In September 2017, China’s National Copyright Administration asked music streaming companies to “avoid exclusive licensing.” Then in February 2018, it also asked Tencent and NetEase to share up to 99% of their music libraries. But the companies continue to wrestle over the most popular 1%. Each time popular artists from Hong Kong and Taiwan are removed from NetEase Cloud Music, it triggers complaints from users.
But without licenses from the original labels, NetEase has little legal recourse.
“If Tencent has paid for the copyright of Jay Chou’s music, exclusive or not, while NetEase didn’t purchase the copyright, then it was intellectual property infringement,” said Forrester senior analyst Xiaofeng Wang. “Whoever owns the IP or paid for the IP has the preserved rights.”
But copyright lawyers in China have long debated whether the sublicensing model is healthy for China’s music streaming industry.
Some argue that exclusive licensing helps keep down operational costs for copyright owners, creating efficiencies that allow companies to invest more in other endeavors.
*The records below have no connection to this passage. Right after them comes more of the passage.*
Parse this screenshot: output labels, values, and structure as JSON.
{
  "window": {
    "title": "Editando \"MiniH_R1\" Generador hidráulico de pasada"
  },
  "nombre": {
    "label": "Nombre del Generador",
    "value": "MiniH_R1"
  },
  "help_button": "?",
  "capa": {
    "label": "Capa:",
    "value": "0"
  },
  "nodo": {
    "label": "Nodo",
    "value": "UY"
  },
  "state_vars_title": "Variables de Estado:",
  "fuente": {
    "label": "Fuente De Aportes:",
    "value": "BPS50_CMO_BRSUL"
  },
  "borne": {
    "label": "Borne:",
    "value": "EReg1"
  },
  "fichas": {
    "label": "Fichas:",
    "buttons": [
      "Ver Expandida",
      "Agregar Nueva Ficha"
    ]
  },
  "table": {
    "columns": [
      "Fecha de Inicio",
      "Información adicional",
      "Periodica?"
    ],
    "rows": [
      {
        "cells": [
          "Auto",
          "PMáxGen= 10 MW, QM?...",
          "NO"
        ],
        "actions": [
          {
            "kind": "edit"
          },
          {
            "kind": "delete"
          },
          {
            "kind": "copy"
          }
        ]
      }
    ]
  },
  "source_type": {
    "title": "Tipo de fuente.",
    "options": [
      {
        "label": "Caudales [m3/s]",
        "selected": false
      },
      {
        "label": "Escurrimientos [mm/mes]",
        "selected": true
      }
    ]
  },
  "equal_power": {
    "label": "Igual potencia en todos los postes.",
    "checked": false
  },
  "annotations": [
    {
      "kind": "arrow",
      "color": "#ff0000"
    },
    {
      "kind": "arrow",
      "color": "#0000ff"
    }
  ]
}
But others argue that the model inconveniences users, requiring them to switch between multiple platforms.
Tencent Music declined to comment on the matter. NetEase did not respond to our request for comment.
Whatever the merits or pitfalls of sublicensing, Wang notes that spending on copyrighted content is ballooning around the world.
“Global music streaming and video sites spend a lot on copyrights each year, and it’s getting more expensive,” Wang said. Now companies are turning toward investing in original content to reduce the cost of licensing other companies’ intellectual property, she added.
Some companies are also looking for technological solutions. TikTok owner ByteDance, for example, bought the music startup Jukedeck, which uses AI to create original music. But a world in which AI-generated music can compete with the likes of Jay Chou remains a thing of fiction for now.